In front of Oakland City Hall, transported from Mosswood Park a century ago, the Jack London Oak Tree stands in Frank Ogawa Plaza. Its sister oak trees can be found in the logos on street signs, T-shirts, and jewelry, and dotting the landscape in a few parks around town. The live oak tree’s status as a beloved symbol of Oakland overshadows its actual scarcity in a town once so full of them that Spanish and American colonizers named the city for them. How does that happen and where did they go? Liam O’Donoghue might have a few answers.

O’Donoghue is the founder and host of the East Bay Yesterday podcast. Started in 2016, the podcast features stories from elders, historians, and current and former East Bay residents. It covers the people, places, and cultures of times gone by. In a little over a year, he has cultivated an engaged community of fans who listen, comment, and share or direct him to stories of life in Alameda and Contra Costa counties.

As rents rise and elders face eviction, people, places, and things seem to vanish, taking their histories with them. When it comes to local history in the Bay Area, there is a clear sense of urgency right now.

An avid explorer, O’Donoghue has become a sort of preservationist, walking the city and photographing disused buildings, sometimes capturing them right before their pending demolition. Thanks to this habit, he has become a repository of not only stories, but images, too.

“Most of the stories I’m interested in revolve around people,” he said. “And I’m fascinated by architecture and infrastructure, but those things don’t necessarily lend themselves to the audio format.” O’Donoghue shared his images online and people loved them, but he was sure there was more that he could do with them. So he joined friend and Oakland-based illustrator T.L. Simons to come up with the best way to present this visual information.

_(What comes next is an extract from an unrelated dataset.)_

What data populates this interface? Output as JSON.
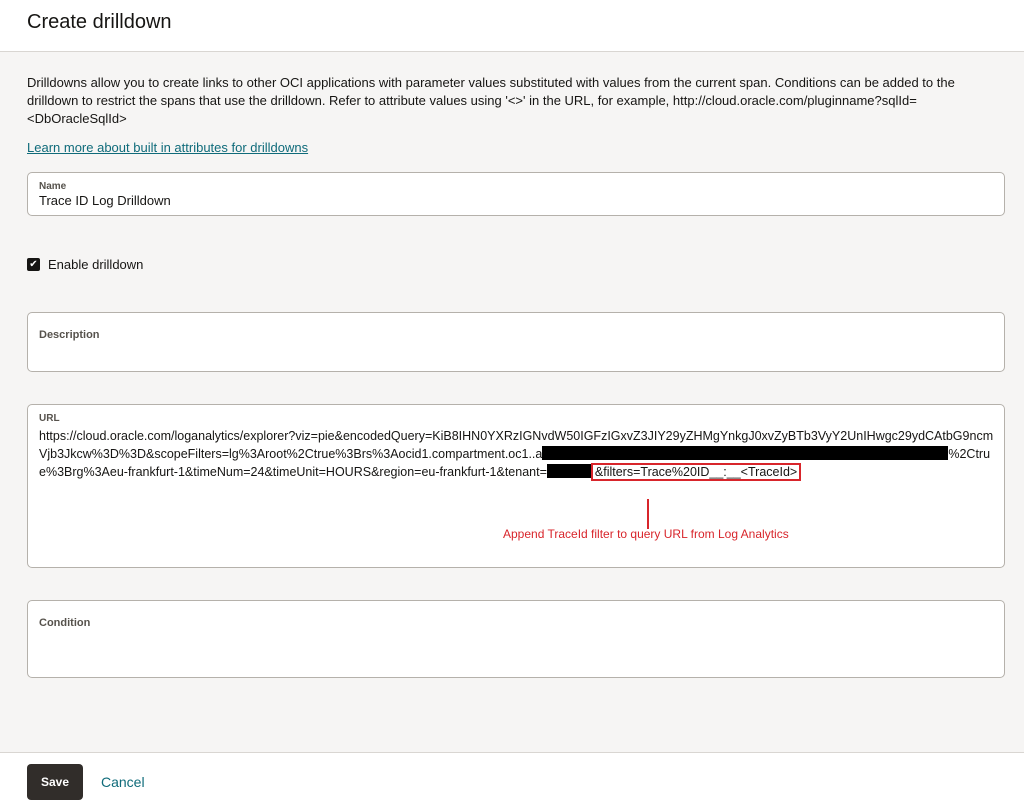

The pair wanted to confront the disorientation of living in a rapidly changing city, to find a still point from which they and others could orient themselves. What they came up with was Long Lost Oakland.

Source: Mapping History with Long Lost Oakland | Arts Feature | East Bay Express

Seven Plowshares Activists Arrested Protesting at U.S. Nuclear Sub Base | Democracy Now!

I hate how the media is so blasé about the secrecy now when troops get deployed. Without adequate accurate information about Trump’s military initiatives, how are we ever going to believe candidates who win as the peace candidate if Trump can run unmonitored, indefinite, contradictory covert ops which are plausibly denied anyway, what difference did it make to reject the warmonger hilary?

MEDIA!!! You among us are the only institution who can gather information and data regarding this stuff. Please get in there and find out what is happening. Be intrepid adventurers and discover insight and perspective on this endless mentality

Meanwhile, the Associated Press reports U.S. forces have been spotted setting up front-line positions outside the strategic northern town of Manbij, where U.S.-backed, Kurdish-led forces are facing off against Turkish-backed Syrian fighters.

Source: Seven Plowshares Activists Arrested Protesting at U.S. Nuclear Sub Base | Democracy Now!

California Lawmakers Challenge Police Lethal Force Standard After Stephon Clark Shooting : Indybay

I realize y’all are seasoned like everett & jones but keep everything so secret. So secret that the police union can’t start throwing money and making deals while 100s of pol-sleaze descend like a blanket on capitol building.

Seen it happen! Keep on the Struggle!

Titled the Police Accountability and Community Protection Act (the full text of which is not yet available via the California State Assembly), the measure would change the standard of firearm use from “reasonable use” to “necessary force,” meaning officers would be permitted to open fire only when there is no other reasonable alternative to prevent injury or death.

Source: California Lawmakers Challenge Police Lethal Force Standard After Stephon Clark Shooting : Indybay